Data to use:
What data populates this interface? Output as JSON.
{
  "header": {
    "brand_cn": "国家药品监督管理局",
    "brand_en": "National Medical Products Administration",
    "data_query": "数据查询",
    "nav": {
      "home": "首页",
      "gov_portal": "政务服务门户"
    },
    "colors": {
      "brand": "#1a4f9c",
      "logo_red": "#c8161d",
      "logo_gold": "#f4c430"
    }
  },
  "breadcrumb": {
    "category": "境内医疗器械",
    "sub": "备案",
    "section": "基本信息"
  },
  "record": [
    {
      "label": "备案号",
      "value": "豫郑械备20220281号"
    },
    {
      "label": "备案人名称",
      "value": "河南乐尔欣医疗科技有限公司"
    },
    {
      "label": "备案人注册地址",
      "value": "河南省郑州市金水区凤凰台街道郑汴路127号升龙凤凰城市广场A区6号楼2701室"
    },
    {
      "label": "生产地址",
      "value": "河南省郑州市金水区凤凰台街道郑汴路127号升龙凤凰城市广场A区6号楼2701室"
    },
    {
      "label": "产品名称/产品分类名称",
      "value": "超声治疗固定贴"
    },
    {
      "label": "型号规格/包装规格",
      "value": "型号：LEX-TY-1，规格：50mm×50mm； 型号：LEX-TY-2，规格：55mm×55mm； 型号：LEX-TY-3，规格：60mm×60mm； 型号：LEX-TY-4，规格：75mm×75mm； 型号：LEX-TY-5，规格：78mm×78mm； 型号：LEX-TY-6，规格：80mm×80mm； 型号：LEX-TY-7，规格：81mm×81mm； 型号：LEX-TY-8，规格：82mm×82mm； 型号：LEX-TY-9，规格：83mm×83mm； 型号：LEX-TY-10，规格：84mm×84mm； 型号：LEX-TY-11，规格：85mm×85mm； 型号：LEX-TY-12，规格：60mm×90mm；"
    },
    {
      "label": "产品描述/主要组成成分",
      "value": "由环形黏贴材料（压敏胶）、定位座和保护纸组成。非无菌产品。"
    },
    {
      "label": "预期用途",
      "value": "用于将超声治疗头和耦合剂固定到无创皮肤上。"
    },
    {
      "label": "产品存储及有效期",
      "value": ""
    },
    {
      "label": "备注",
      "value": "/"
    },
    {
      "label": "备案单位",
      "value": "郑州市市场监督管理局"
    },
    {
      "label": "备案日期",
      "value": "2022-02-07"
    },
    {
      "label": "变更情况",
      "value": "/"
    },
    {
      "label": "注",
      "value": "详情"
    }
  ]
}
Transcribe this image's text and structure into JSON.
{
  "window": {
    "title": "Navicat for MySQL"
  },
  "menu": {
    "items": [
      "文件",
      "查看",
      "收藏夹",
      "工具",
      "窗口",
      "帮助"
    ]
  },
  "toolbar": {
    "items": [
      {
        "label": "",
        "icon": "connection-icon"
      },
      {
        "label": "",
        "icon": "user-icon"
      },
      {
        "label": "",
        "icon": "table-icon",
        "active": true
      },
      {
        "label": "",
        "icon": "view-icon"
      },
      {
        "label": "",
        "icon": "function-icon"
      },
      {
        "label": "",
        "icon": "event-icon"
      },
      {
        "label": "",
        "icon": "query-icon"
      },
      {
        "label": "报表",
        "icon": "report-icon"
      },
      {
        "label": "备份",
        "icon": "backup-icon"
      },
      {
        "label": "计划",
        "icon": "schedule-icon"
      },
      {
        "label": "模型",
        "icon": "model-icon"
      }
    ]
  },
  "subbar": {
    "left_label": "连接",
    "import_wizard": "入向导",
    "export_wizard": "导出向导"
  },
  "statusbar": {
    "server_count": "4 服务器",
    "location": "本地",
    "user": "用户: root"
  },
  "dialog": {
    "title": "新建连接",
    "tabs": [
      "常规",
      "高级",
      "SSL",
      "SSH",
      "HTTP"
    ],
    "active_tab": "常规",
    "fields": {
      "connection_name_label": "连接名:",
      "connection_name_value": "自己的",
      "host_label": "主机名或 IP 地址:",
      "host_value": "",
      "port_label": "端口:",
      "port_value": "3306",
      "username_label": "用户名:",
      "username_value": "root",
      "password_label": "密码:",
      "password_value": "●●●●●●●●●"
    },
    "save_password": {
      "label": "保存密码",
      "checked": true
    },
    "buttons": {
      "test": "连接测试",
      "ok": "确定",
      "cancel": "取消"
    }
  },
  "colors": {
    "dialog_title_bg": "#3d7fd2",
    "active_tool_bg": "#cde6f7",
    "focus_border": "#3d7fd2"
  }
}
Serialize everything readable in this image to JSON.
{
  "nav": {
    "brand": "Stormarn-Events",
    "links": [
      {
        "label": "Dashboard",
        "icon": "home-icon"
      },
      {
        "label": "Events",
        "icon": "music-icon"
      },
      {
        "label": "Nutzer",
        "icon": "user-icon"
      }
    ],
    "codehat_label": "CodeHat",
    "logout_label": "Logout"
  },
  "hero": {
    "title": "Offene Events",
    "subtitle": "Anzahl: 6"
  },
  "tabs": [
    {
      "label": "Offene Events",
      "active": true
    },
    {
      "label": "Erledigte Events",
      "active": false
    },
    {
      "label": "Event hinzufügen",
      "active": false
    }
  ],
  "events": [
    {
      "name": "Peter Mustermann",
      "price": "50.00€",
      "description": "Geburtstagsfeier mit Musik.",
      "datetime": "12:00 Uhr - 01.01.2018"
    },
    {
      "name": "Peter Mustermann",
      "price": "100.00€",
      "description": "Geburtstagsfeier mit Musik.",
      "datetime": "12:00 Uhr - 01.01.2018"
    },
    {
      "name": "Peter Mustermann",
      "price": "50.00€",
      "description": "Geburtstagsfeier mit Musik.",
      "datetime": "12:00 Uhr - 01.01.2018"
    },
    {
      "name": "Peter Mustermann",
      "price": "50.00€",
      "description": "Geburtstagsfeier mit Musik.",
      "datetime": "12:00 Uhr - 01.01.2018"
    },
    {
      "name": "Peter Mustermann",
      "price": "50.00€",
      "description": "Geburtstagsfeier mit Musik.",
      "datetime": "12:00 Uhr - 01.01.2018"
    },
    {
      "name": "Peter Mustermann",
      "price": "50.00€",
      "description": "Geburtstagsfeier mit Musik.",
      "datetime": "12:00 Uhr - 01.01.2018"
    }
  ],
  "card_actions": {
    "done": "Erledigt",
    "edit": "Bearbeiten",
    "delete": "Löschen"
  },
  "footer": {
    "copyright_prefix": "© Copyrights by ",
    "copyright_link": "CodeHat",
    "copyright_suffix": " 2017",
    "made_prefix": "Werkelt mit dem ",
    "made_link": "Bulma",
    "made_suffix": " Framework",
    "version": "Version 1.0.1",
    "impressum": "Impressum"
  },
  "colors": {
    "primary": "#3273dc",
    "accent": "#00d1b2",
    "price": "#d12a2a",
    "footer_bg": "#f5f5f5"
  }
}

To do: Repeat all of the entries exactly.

Expected output:
What data populates this interface? Output as JSON.
{
  "header": {
    "brand_cn": "国家药品监督管理局",
    "brand_en": "National Medical Products Administration",
    "data_query": "数据查询",
    "nav": {
      "home": "首页",
      "gov_portal": "政务服务门户"
    },
    "colors": {
      "brand": "#1a4f9c",
      "logo_red": "#c8161d",
      "logo_gold": "#f4c430"
    }
  },
  "breadcrumb": {
    "category": "境内医疗器械",
    "sub": "备案",
    "section": "基本信息"
  },
  "record": [
    {
      "label": "备案号",
      "value": "豫郑械备20220281号"
    },
    {
      "label": "备案人名称",
      "value": "河南乐尔欣医疗科技有限公司"
    },
    {
      "label": "备案人注册地址",
      "value": "河南省郑州市金水区凤凰台街道郑汴路127号升龙凤凰城市广场A区6号楼2701室"
    },
    {
      "label": "生产地址",
      "value": "河南省郑州市金水区凤凰台街道郑汴路127号升龙凤凰城市广场A区6号楼2701室"
    },
    {
      "label": "产品名称/产品分类名称",
      "value": "超声治疗固定贴"
    },
    {
      "label": "型号规格/包装规格",
      "value": "型号：LEX-TY-1，规格：50mm×50mm； 型号：LEX-TY-2，规格：55mm×55mm； 型号：LEX-TY-3，规格：60mm×60mm； 型号：LEX-TY-4，规格：75mm×75mm； 型号：LEX-TY-5，规格：78mm×78mm； 型号：LEX-TY-6，规格：80mm×80mm； 型号：LEX-TY-7，规格：81mm×81mm； 型号：LEX-TY-8，规格：82mm×82mm； 型号：LEX-TY-9，规格：83mm×83mm； 型号：LEX-TY-10，规格：84mm×84mm； 型号：LEX-TY-11，规格：85mm×85mm； 型号：LEX-TY-12，规格：60mm×90mm；"
    },
    {
      "label": "产品描述/主要组成成分",
      "value": "由环形黏贴材料（压敏胶）、定位座和保护纸组成。非无菌产品。"
    },
    {
      "label": "预期用途",
      "value": "用于将超声治疗头和耦合剂固定到无创皮肤上。"
    },
    {
      "label": "产品存储及有效期",
      "value": ""
    },
    {
      "label": "备注",
      "value": "/"
    },
    {
      "label": "备案单位",
      "value": "郑州市市场监督管理局"
    },
    {
      "label": "备案日期",
      "value": "2022-02-07"
    },
    {
      "label": "变更情况",
      "value": "/"
    },
    {
      "label": "注",
      "value": "详情"
    }
  ]
}
Transcribe this image's text and structure into JSON.
{
  "window": {
    "title": "Navicat for MySQL"
  },
  "menu": {
    "items": [
      "文件",
      "查看",
      "收藏夹",
      "工具",
      "窗口",
      "帮助"
    ]
  },
  "toolbar": {
    "items": [
      {
        "label": "",
        "icon": "connection-icon"
      },
      {
        "label": "",
        "icon": "user-icon"
      },
      {
        "label": "",
        "icon": "table-icon",
        "active": true
      },
      {
        "label": "",
        "icon": "view-icon"
      },
      {
        "label": "",
        "icon": "function-icon"
      },
      {
        "label": "",
        "icon": "event-icon"
      },
      {
        "label": "",
        "icon": "query-icon"
      },
      {
        "label": "报表",
        "icon": "report-icon"
      },
      {
        "label": "备份",
        "icon": "backup-icon"
      },
      {
        "label": "计划",
        "icon": "schedule-icon"
      },
      {
        "label": "模型",
        "icon": "model-icon"
      }
    ]
  },
  "subbar": {
    "left_label": "连接",
    "import_wizard": "入向导",
    "export_wizard": "导出向导"
  },
  "statusbar": {
    "server_count": "4 服务器",
    "location": "本地",
    "user": "用户: root"
  },
  "dialog": {
    "title": "新建连接",
    "tabs": [
      "常规",
      "高级",
      "SSL",
      "SSH",
      "HTTP"
    ],
    "active_tab": "常规",
    "fields": {
      "connection_name_label": "连接名:",
      "connection_name_value": "自己的",
      "host_label": "主机名或 IP 地址:",
      "host_value": "",
      "port_label": "端口:",
      "port_value": "3306",
      "username_label": "用户名:",
      "username_value": "root",
      "password_label": "密码:",
      "password_value": "●●●●●●●●●"
    },
    "save_password": {
      "label": "保存密码",
      "checked": true
    },
    "buttons": {
      "test": "连接测试",
      "ok": "确定",
      "cancel": "取消"
    }
  },
  "colors": {
    "dialog_title_bg": "#3d7fd2",
    "active_tool_bg": "#cde6f7",
    "focus_border": "#3d7fd2"
  }
}
Serialize everything readable in this image to JSON.
{
  "nav": {
    "brand": "Stormarn-Events",
    "links": [
      {
        "label": "Dashboard",
        "icon": "home-icon"
      },
      {
        "label": "Events",
        "icon": "music-icon"
      },
      {
        "label": "Nutzer",
        "icon": "user-icon"
      }
    ],
    "codehat_label": "CodeHat",
    "logout_label": "Logout"
  },
  "hero": {
    "title": "Offene Events",
    "subtitle": "Anzahl: 6"
  },
  "tabs": [
    {
      "label": "Offene Events",
      "active": true
    },
    {
      "label": "Erledigte Events",
      "active": false
    },
    {
      "label": "Event hinzufügen",
      "active": false
    }
  ],
  "events": [
    {
      "name": "Peter Mustermann",
      "price": "50.00€",
      "description": "Geburtstagsfeier mit Musik.",
      "datetime": "12:00 Uhr - 01.01.2018"
    },
    {
      "name": "Peter Mustermann",
      "price": "100.00€",
      "description": "Geburtstagsfeier mit Musik.",
      "datetime": "12:00 Uhr - 01.01.2018"
    },
    {
      "name": "Peter Mustermann",
      "price": "50.00€",
      "description": "Geburtstagsfeier mit Musik.",
      "datetime": "12:00 Uhr - 01.01.2018"
    },
    {
      "name": "Peter Mustermann",
      "price": "50.00€",
      "description": "Geburtstagsfeier mit Musik.",
      "datetime": "12:00 Uhr - 01.01.2018"
    },
    {
      "name": "Peter Mustermann",
      "price": "50.00€",
      "description": "Geburtstagsfeier mit Musik.",
      "datetime": "12:00 Uhr - 01.01.2018"
    },
    {
      "name": "Peter Mustermann",
      "price": "50.00€",
      "description": "Geburtstagsfeier mit Musik.",
      "datetime": "12:00 Uhr - 01.01.2018"
    }
  ],
  "card_actions": {
    "done": "Erledigt",
    "edit": "Bearbeiten",
    "delete": "Löschen"
  },
  "footer": {
    "copyright_prefix": "© Copyrights by ",
    "copyright_link": "CodeHat",
    "copyright_suffix": " 2017",
    "made_prefix": "Werkelt mit dem ",
    "made_link": "Bulma",
    "made_suffix": " Framework",
    "version": "Version 1.0.1",
    "impressum": "Impressum"
  },
  "colors": {
    "primary": "#3273dc",
    "accent": "#00d1b2",
    "price": "#d12a2a",
    "footer_bg": "#f5f5f5"
  }
}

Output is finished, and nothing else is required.